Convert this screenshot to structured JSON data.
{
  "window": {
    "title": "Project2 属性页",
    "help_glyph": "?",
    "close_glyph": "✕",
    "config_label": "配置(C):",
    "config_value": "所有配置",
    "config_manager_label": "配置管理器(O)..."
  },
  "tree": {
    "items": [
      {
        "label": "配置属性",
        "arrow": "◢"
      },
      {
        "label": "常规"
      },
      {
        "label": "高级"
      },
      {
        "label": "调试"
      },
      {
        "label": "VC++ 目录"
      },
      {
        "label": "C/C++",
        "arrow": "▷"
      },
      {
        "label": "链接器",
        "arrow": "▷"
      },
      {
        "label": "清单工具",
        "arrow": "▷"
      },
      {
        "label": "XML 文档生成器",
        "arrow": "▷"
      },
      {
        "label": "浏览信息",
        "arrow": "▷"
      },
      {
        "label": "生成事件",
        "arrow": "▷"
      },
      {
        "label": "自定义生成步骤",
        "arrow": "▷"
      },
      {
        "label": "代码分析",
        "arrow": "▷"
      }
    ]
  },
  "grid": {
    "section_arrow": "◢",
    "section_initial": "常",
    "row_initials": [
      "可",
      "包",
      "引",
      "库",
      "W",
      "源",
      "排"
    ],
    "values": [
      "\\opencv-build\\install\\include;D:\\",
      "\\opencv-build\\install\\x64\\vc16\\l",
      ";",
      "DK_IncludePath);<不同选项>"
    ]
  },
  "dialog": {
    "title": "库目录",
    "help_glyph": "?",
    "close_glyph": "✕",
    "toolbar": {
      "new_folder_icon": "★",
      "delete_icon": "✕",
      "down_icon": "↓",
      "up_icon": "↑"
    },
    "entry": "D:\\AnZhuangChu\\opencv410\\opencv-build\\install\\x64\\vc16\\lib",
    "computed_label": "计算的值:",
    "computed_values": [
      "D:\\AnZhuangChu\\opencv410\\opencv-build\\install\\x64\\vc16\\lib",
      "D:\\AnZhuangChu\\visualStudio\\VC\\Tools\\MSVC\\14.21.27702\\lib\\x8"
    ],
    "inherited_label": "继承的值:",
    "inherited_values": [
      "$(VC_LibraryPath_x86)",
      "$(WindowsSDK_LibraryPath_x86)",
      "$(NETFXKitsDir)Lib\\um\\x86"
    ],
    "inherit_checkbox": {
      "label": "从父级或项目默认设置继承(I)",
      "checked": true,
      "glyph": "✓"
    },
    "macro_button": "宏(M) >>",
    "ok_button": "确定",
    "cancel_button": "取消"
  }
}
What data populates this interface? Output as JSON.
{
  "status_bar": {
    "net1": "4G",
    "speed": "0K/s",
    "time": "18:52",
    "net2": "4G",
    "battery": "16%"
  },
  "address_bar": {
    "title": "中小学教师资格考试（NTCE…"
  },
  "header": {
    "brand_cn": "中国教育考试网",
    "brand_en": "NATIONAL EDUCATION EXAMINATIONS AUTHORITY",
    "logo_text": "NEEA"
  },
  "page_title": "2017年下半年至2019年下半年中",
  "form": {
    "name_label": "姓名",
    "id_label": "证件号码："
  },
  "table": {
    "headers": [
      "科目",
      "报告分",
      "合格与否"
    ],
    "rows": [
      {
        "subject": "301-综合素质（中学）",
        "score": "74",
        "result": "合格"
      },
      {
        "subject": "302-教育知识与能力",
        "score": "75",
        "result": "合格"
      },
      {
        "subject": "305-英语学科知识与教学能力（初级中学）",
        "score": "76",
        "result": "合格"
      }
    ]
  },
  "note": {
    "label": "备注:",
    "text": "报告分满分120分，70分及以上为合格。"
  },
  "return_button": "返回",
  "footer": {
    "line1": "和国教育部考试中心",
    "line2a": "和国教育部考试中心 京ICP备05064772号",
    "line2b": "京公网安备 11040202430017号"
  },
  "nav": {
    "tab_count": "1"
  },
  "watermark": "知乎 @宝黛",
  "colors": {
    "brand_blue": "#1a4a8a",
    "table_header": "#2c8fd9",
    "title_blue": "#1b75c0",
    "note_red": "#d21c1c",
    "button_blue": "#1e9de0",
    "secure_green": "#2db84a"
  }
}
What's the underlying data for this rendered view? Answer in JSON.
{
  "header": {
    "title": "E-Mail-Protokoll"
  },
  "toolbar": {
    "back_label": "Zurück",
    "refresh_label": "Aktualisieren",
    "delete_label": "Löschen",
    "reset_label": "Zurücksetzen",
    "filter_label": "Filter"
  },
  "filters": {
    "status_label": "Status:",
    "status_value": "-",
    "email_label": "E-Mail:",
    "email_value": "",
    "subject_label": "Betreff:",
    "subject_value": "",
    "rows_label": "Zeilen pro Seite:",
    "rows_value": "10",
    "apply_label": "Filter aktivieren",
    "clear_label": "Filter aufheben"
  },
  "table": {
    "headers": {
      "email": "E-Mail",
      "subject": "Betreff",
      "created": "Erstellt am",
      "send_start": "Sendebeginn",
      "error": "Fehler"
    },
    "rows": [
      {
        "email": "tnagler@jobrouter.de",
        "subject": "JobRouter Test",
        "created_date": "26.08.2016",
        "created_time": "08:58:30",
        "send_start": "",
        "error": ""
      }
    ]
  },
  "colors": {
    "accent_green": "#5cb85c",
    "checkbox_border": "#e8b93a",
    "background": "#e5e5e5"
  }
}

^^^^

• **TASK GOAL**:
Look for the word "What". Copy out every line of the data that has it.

• **ANSWER FOR THE TASK**:
What data populates this interface? Output as JSON.
What's the underlying data for this rendered view? Answer in JSON.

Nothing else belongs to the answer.